The task -
Show each line of the data below that has the string "content" in it.

Material shown -
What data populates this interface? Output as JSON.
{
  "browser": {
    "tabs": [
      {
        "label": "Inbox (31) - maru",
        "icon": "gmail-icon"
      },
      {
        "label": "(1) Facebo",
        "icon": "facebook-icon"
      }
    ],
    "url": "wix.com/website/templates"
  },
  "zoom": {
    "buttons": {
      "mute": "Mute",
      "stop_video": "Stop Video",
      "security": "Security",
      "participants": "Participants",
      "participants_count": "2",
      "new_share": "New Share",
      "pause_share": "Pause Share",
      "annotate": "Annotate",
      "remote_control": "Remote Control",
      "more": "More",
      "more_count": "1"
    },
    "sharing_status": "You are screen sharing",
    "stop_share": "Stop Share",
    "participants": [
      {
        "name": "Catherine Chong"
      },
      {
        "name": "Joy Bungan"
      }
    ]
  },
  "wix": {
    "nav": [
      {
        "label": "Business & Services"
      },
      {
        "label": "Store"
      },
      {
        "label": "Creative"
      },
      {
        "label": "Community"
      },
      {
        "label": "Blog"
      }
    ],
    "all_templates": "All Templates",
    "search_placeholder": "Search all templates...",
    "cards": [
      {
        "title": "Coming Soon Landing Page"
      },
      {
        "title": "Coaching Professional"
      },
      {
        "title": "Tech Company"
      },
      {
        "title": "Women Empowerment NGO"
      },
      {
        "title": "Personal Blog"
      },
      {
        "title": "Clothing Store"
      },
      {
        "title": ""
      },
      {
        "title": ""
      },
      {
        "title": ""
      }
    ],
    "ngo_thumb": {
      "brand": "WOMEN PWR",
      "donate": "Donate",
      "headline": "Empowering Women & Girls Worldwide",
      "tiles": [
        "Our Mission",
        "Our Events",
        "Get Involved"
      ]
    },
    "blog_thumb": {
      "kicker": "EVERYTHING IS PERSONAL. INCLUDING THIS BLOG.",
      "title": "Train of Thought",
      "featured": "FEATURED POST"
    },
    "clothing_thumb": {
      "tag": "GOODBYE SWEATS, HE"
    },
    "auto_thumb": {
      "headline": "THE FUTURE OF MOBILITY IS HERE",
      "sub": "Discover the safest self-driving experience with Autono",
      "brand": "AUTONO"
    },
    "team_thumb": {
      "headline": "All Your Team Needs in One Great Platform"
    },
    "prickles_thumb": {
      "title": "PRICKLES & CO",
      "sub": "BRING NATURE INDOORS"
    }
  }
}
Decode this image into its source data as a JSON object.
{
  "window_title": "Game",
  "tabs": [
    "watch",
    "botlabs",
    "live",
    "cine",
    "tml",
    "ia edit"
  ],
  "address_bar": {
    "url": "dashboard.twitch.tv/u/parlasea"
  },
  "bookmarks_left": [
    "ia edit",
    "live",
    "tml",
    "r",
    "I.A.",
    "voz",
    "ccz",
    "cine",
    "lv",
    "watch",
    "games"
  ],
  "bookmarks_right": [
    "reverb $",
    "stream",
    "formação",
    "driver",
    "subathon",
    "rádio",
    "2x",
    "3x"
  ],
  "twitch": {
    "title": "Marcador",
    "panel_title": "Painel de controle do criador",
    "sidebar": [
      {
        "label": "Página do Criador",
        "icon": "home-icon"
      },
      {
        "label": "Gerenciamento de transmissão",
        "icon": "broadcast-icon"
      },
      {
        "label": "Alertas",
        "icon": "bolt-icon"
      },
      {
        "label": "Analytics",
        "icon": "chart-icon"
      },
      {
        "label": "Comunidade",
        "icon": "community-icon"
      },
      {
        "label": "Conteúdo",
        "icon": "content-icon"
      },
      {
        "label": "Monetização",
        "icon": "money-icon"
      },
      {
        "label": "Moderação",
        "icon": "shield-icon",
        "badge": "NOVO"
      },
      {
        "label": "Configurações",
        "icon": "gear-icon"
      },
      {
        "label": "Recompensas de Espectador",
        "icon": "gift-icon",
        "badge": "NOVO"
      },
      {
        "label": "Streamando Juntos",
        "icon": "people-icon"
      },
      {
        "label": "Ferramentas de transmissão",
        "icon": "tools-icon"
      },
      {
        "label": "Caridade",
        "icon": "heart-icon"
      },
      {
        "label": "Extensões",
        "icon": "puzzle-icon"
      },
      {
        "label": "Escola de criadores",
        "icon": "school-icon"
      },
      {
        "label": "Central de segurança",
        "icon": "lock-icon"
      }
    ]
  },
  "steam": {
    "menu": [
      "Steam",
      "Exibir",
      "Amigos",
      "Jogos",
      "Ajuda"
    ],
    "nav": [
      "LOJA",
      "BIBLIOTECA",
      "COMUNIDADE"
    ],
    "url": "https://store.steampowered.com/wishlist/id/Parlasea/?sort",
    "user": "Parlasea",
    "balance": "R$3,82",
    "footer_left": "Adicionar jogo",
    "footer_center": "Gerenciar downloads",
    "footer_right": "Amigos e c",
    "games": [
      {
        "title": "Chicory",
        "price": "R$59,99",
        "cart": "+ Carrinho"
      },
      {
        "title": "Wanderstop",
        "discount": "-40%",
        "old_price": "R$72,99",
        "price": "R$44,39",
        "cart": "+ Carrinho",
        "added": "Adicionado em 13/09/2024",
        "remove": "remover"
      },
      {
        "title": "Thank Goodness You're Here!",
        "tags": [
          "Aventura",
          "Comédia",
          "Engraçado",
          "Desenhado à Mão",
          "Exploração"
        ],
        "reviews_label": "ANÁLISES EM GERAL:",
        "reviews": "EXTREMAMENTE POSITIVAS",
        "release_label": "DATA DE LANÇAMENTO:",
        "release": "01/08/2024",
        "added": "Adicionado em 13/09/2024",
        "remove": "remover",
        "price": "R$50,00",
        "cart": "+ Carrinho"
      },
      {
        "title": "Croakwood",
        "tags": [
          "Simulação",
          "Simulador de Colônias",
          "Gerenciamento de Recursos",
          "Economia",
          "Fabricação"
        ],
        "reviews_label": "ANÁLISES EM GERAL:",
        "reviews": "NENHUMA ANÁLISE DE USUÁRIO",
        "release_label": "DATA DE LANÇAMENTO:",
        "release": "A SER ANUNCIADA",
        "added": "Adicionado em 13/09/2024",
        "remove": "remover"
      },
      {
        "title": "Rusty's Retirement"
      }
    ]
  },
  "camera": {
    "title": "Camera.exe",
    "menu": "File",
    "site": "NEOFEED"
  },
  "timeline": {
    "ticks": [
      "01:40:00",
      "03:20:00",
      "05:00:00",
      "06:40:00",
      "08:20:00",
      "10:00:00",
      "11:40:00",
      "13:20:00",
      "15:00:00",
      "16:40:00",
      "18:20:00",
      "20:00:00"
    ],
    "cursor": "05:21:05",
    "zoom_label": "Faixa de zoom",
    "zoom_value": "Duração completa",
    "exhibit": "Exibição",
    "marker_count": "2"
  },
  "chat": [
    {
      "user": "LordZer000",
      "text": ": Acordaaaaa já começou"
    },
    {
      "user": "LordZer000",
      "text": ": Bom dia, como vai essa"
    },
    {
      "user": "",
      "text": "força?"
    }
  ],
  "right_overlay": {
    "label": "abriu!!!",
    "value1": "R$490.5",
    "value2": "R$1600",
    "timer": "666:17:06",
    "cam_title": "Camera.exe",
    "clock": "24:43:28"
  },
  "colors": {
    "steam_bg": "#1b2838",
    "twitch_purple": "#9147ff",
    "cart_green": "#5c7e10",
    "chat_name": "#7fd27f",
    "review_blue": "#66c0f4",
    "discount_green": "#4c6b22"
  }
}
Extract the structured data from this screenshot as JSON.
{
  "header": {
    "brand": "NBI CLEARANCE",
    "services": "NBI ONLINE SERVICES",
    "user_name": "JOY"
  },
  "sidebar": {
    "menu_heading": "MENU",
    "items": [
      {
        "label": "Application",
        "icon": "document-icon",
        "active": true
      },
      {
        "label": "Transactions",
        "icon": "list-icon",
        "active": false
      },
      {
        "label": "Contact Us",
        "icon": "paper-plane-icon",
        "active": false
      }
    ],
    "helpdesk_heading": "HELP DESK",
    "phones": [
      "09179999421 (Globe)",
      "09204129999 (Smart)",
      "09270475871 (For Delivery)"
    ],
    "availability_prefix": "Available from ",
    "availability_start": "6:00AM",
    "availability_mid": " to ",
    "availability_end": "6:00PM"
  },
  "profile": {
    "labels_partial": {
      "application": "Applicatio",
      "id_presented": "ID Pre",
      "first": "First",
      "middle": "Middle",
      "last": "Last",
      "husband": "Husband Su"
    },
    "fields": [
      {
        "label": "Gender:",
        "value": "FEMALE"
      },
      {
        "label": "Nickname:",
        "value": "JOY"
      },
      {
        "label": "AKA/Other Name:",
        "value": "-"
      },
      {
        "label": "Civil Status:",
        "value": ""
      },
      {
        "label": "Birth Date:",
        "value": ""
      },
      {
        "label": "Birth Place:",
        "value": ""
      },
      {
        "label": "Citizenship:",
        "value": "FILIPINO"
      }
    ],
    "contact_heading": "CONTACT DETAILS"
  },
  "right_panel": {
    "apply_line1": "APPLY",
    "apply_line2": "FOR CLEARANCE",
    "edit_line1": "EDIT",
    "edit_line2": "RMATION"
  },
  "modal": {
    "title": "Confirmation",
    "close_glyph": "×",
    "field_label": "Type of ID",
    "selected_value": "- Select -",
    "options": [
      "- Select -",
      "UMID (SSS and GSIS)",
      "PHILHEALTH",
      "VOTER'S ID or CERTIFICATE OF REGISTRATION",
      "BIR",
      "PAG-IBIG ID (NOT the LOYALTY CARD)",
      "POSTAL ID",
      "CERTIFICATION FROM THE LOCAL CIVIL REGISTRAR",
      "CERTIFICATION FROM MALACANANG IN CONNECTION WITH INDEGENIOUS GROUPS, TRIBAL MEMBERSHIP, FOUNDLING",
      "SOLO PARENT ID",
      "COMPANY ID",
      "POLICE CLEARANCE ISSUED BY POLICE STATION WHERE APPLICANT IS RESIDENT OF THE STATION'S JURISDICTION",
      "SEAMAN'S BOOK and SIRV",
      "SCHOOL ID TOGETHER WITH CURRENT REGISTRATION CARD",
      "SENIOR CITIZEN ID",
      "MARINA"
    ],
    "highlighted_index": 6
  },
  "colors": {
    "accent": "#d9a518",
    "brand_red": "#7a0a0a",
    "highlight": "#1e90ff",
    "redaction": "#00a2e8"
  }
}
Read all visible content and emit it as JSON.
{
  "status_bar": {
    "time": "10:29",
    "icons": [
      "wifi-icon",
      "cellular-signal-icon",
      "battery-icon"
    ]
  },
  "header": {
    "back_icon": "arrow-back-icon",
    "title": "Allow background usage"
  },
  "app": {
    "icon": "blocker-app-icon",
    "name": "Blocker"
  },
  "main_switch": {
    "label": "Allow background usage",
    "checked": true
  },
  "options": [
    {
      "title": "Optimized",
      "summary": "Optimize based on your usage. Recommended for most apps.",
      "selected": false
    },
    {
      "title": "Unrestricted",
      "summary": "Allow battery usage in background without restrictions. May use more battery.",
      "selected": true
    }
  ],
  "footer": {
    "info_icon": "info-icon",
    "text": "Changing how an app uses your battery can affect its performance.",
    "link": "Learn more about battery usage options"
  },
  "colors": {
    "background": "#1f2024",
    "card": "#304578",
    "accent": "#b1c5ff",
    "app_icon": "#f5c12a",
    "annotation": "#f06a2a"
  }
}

Task answer -
        "icon": "content-icon"
Read all visible content and emit it as JSON.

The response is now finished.